Mick Jagger Supports Shared Services

 

Mick Jagger Supports Shared Services

Tuesday, September 27th, 2016 - 11:32
Tuesday, September 27, 2016 - 11:08
At a recent discussion of Shared Services – hosted by the Shared Services Leadership Coalition and attended by federal government officials, Hill staffers from the Hill, and industry shared services leaders – I suggested that Mick Jagger was an ally of shared services.

The breakfast included four presentations about different shared services related topics. A review Mick Jagger’s contribution to shared services is described below, following a summary of key points raised at the breakfast.

I opened with a history of the New York Metropolitan Transportation Authority (MTA) efforts to reorganize HR and Finance, which led to the creation of a standalone Business Service Center.   As Director of MTA Shared Services Initiatives, I found that great efficiencies and savings resulted from implementing an ERP technology platform across the MTA’s eight separate companies, re-engineering business processes in HR and Finance, and training and re-deploying staff into a new and more advanced company. Lessons learned included assessing project risks and determining mitigation measures, assuring adequate staffing during transition, and realizing that agencies must facilitate change.

A speaker from the Department of Veterans Affairs (VA) then discussed HR-Smart, the VA’s HR system transformation.  HR-Smart is currently used by over 370,000 VA employees in a vast structure of clinics, offices and medical centers. The system provides interoperability across the VA, streamlines Personnel Action Request (PAR) processing, facilitates more rational and timely hiring of staff, and delivers self-service capabilities and enhanced customer service. The VA is the first federal agency to migrate to a private sector provider. The VA speaker then reviewed the case for HR-Smart, the issues related to the change of systems and culture, the significant accomplishments to date, and the drive for future improvements.

A speaker from the Cloud group of IBM described the issues relating to infrastructure and cloud. Recognizing that the transition from a server-based infrastructure to one that is cloud-based is a complicated process. He recommended that the federal government adopt a hybrid model that can accommodate the current investment in infrastructure, but enables cloud to be the solution to a digital transformation. He stressed that cloud will provide speed, flexibility, innovation and insight in the future. He also reported that cloud can increase cyber security by retiring vulnerable systems.

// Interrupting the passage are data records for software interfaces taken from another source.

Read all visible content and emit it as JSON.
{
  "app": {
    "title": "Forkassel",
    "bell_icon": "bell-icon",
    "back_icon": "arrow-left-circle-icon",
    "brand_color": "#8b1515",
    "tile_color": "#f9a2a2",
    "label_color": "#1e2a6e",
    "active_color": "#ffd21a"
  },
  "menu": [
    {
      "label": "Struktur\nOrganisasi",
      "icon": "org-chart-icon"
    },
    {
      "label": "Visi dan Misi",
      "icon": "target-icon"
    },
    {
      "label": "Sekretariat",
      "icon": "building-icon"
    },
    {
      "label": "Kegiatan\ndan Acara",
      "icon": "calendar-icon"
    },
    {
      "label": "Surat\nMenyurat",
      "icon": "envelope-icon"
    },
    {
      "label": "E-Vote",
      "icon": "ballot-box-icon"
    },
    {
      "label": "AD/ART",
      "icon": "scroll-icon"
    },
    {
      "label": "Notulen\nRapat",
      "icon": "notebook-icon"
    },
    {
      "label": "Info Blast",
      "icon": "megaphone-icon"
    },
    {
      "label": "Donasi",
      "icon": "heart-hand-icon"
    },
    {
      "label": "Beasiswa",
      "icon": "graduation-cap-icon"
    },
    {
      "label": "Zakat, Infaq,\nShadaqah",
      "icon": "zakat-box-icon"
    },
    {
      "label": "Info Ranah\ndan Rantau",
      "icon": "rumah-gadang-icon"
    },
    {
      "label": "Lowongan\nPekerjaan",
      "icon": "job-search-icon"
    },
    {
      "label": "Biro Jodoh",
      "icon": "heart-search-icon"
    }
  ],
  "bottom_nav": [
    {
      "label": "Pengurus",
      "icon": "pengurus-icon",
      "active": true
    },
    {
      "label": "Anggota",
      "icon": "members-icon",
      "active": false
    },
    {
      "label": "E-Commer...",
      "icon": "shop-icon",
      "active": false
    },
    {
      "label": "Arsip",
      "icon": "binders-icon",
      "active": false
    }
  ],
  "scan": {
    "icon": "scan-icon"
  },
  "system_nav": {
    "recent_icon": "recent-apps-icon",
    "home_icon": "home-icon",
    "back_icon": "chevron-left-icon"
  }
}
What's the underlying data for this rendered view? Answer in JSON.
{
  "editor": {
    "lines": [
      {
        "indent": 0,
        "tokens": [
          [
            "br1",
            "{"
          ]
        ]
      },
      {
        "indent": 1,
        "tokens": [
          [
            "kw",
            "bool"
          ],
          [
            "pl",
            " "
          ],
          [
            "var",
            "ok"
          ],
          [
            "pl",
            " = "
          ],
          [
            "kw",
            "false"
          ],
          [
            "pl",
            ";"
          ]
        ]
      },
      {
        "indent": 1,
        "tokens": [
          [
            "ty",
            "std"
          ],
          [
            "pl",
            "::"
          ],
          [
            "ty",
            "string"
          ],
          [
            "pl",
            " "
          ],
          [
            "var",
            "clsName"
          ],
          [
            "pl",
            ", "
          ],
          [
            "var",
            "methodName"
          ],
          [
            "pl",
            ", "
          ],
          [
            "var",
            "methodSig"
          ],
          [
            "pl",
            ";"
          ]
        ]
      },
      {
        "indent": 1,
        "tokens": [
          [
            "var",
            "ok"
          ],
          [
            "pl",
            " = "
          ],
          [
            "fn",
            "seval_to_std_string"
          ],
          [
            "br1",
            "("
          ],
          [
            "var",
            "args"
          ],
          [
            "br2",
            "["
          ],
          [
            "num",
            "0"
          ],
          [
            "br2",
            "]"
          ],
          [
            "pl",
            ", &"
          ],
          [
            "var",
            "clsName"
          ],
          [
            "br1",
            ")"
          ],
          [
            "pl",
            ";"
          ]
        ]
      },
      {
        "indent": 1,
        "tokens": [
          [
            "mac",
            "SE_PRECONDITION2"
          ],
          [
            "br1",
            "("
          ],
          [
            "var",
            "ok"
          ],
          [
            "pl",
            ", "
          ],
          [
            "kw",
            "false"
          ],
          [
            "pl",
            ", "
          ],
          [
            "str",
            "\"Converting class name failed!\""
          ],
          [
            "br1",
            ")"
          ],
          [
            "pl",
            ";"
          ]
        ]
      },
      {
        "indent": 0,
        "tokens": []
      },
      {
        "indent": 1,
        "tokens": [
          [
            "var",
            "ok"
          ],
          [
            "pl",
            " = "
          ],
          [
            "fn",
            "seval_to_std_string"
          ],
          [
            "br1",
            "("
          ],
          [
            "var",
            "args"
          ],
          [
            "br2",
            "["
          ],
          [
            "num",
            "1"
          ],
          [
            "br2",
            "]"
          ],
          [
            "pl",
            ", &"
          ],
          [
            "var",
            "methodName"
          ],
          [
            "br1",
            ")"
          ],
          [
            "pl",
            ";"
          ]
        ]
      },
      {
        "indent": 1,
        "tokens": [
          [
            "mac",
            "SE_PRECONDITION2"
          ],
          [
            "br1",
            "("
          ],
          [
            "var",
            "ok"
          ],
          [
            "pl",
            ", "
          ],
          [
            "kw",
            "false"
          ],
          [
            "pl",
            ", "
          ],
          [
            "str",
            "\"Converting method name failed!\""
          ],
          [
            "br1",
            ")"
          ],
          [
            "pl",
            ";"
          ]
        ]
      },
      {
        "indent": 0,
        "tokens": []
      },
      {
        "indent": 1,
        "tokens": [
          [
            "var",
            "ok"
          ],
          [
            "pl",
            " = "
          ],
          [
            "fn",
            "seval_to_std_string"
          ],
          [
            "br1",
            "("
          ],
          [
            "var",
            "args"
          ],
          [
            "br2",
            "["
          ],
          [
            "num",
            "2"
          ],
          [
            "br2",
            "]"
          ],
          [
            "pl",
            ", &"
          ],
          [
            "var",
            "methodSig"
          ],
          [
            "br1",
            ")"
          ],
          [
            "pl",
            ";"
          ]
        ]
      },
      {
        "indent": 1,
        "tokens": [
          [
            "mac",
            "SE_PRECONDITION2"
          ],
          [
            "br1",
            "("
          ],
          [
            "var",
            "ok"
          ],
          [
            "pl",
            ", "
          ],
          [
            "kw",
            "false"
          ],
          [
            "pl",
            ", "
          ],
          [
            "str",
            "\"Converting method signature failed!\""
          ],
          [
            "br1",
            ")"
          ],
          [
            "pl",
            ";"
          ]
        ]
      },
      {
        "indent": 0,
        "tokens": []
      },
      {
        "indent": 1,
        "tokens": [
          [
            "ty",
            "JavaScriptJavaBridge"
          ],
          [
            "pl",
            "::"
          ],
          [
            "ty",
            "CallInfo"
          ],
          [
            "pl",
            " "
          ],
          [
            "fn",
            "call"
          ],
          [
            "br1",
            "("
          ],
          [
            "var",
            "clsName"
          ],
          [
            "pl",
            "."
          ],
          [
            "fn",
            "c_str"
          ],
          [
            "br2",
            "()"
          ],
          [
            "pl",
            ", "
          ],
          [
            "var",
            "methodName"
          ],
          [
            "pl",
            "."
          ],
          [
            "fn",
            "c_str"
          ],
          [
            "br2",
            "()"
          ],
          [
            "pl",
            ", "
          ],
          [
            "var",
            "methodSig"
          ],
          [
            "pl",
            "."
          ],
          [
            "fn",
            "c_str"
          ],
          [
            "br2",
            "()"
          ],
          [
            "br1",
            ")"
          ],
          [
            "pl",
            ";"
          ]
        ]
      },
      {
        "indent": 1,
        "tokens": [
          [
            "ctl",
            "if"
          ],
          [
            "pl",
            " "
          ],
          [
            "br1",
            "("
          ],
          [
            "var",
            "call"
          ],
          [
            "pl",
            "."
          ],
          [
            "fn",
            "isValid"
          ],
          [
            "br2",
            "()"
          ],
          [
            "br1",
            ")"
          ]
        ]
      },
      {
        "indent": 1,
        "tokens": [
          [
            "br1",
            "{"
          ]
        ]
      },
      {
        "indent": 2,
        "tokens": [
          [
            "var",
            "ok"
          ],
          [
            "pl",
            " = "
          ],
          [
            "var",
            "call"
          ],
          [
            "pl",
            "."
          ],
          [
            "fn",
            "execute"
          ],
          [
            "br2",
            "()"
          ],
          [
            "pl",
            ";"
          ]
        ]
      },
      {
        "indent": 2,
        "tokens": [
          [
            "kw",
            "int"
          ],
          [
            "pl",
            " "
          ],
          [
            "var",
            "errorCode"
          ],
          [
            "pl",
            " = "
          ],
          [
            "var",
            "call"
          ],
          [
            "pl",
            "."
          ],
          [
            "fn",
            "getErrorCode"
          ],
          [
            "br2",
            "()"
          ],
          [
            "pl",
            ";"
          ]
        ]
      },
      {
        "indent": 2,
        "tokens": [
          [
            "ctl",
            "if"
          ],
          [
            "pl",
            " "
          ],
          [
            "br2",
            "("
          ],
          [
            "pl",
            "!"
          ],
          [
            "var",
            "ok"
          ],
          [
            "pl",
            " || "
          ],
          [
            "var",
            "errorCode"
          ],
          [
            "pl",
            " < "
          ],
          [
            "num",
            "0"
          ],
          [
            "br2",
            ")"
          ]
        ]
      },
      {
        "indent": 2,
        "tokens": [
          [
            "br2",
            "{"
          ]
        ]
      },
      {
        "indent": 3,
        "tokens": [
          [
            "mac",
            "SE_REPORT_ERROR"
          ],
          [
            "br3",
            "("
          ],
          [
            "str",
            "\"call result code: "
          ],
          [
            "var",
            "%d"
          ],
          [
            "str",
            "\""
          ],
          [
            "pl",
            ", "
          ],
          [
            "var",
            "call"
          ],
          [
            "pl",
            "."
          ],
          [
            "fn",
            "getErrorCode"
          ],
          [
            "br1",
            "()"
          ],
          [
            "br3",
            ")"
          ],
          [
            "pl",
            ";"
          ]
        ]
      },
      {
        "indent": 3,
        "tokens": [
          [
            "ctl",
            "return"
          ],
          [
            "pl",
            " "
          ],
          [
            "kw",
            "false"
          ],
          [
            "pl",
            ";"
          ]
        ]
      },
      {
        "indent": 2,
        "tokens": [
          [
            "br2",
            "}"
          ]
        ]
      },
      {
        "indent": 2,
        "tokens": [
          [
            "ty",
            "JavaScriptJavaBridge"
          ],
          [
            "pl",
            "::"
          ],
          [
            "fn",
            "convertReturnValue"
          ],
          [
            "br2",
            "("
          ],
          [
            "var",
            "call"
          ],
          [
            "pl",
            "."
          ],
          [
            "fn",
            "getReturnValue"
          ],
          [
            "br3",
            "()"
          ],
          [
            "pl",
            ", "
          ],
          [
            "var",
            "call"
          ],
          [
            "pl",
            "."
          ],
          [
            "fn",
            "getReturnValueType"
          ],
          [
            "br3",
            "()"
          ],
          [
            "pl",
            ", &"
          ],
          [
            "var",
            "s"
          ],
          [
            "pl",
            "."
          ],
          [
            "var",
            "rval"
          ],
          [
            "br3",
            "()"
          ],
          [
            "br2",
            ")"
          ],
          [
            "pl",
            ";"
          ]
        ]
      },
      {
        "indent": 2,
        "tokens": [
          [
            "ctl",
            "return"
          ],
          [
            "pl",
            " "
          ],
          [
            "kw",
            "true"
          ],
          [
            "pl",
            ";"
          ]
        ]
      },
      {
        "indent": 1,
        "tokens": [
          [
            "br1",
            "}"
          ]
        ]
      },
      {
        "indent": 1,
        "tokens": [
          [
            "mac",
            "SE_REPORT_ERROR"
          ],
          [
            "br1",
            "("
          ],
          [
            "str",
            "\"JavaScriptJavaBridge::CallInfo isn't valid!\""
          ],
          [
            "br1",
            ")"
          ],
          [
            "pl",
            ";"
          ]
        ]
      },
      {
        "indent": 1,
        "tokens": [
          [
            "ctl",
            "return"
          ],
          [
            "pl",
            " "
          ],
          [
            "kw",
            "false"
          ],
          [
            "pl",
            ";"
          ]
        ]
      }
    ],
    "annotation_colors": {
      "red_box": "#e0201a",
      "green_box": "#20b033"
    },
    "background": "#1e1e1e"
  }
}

Finally, I then placed these three strands together in a proposed new shared services model that would move shared services from a vertical to horizontal delivery and governance approach. Currently, shared services providers contract directly for infrastructure and platform support, organizing data and business processes on an individual basis. This costly solution prohibits transporting services between providers should an agency wish to change. By standardizing infrastructure, platform and data “as a service,” providers will have to compete on service and price, and will further allow agencies to focus on their core mission. This follows the evolution of wireless telephony, including inter-operability of phone hardware and applications and the ability to transport your phone number between providers; FCC regulations requiring transportability drove the marketplace and demonstrate the role that government can play.

Now back to Mick Jagger.  Of course Jagger wasn’t really singing about government services when he penned the song “You Can’t Always Get What You Want,” but he does describe a critical dynamic that drives the change that defines shared services.

“You can’t always get what you want

But if you try some time, you just might find

You get what you need”

Shared services is about finding the right common and standard process to make an organization’s HR and finance effective and efficient. I call this the “80% rule.”  And this gets to the difference between a want and need. Primarily, “want” is subjective; “need” is objective. Organizations that have developed systems and processes over many years are often wedded to their past accomplishments, “I want to keep what has been successful for me to date.” Need on the other hand is based on analysis and science:   how can agencies share processing while ensuring that they receive mission critical services in a more timely and customer-driven operation?

One of the major takeaways from the breakfast is to focus public and private stakeholder attention on figuring out the government’s 80% common need -- thanks for the inspiration Mick.